News headlines about the coming tax season nightmare have been hard to miss. The IRS warned Americans to expect backups in processing returns and refund delays.
With the IRS in crisis, some taxpayers may conclude that this is the year to test the boundaries of what’s legal — or ethical — as they complete their federal returns. This can put financial advisers and paid tax preparers in an uncomfortable position.
Many advisers serve as fiduciaries, meaning that they commit to put the client’s interest first. If they’re bound to act in the client’s best interest at all times, then what are they supposed to do if a client insists on taking a highly aggressive or questionable tax strategy?
“If it’s transparently unethical, I will fire the client,” said Don Grant, a certified financial planner in Wichita, Kan. “I will not go against IRS rules.”
While Grant does not provide tax preparation services for clients, he might work with their accountant to address certain tax issues. If clients want to gamble by interpreting tax law in the most favorable terms to them, he will urge them to confer with their tax preparer to ensure they’re in the clear.
“There are some ambiguous rules,” he said. Involving an experienced and knowledgeable CPA helps his clients make an informed decision on how to proceed.
When considering tax shelters or certain reportable transactions, tax preparers have a duty to follow a “more likely than not” standard. That means they must have a reasonable belief that the position would more likely than not be sustained on its merits.
Even if they sift through the ambiguity and conclude that a particular reporting decision passes muster, the upshot can still sting. Just because an understaffed IRS is struggling with budgetary constraints and processing delays doesn’t guarantee cheaters will come out ahead.
“If you’re playing the audit lottery as a taxpayer, you’re asking for trouble,” said Mark Prendergast, a certified financial planner in Huntington Beach, Calif.

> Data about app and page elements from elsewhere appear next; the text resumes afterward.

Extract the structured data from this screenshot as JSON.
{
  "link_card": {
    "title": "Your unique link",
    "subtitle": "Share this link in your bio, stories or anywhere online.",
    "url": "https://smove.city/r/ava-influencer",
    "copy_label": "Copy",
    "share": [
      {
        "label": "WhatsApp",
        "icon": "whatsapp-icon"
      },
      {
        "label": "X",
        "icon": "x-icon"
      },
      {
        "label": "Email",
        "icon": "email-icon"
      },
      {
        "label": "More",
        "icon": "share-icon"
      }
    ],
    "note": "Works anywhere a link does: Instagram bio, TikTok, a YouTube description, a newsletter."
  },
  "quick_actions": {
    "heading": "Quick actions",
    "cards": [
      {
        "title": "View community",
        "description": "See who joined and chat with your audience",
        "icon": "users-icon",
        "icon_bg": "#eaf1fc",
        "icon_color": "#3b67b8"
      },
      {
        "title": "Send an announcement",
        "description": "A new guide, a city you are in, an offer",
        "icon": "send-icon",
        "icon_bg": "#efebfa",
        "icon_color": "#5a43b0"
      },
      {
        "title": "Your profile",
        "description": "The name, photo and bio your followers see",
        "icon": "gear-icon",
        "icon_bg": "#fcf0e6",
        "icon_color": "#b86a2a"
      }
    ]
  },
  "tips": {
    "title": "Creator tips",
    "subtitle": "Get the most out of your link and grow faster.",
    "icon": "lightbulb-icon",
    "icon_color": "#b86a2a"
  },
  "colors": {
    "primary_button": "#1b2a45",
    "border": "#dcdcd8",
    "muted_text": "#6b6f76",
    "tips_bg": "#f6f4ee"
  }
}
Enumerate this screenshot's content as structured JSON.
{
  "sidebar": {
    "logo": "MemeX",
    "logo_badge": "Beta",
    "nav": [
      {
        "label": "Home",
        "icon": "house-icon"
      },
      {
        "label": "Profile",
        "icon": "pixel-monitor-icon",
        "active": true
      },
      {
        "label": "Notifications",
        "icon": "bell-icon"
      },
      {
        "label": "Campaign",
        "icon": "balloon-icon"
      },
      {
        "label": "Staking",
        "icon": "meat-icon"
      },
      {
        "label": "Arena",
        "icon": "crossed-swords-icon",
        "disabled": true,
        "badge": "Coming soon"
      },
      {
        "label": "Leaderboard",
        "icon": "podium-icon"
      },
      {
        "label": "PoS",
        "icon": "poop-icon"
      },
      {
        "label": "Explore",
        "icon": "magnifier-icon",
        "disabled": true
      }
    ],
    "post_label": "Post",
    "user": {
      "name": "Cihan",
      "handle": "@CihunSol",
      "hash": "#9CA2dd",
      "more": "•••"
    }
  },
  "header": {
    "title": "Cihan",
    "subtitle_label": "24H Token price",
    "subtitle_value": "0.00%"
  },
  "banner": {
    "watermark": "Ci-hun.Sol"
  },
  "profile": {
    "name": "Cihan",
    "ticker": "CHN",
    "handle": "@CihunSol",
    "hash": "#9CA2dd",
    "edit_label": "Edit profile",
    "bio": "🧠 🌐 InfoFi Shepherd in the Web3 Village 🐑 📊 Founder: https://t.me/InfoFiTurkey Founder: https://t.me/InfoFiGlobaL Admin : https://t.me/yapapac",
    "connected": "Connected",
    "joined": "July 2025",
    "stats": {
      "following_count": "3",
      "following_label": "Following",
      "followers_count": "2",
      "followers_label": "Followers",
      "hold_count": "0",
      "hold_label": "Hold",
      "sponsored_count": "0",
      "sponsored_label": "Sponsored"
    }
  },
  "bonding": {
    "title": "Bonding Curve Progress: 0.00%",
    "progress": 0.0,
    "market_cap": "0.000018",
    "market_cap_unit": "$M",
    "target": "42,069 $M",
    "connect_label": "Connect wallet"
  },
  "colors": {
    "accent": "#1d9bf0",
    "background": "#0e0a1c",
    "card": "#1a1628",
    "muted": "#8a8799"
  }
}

Prendergast, who’s also a CPA, used to provide tax prep in addition to financial planning for his clients. Today, he offers general guidance but isn’t involved in filling out tax forms. When clients mention a dubious tax reporting strategy, he might reply, “Here is the right way to do it.”
Ultimately, he says, it’s up to his clients to determine how they complete their returns — and whether they heed his advice.
A common area for fudging involves business expenses. Small business owners and the self-employed may apply a broad definition to what constitutes a deductible business expense.
Prendergast recalls a client who treated “almost everything as a business expense,” he says. Because this often involves judgment calls and gray areas, taxpayers may not blatantly break the law in their attempt to justify what they deem business expenses. So advisers might accept such behavior as long as it’s defensible.
“People are going to do what they’re going to do,” Prendergast said. “But if they’re going to cheat the government, they cheat me too.”
At the very least, he suggests that tax preparers educate filers about business expenses. If taxpayers intend to deduct meals and entertainment expenses, for example, their accountant should ask, “Do you understand what documentation is required for this?” and “Do you have all the receipts?”
Many advisers warn clients about the risks of push-the-envelope tax reporting, even with the IRS struggling to cope with mounting operational challenges.
“If we thought a client was being overly aggressive, we’d remind them of the financial and other ramifications,” said Doug Lynch, a certified financial planner in Dublin, Ohio. “You may pay back taxes and very high penalties. And you might face difficult legal issues with significant attorney and accountant fees. So we do our best to steer them away from an overly aggressive situation.”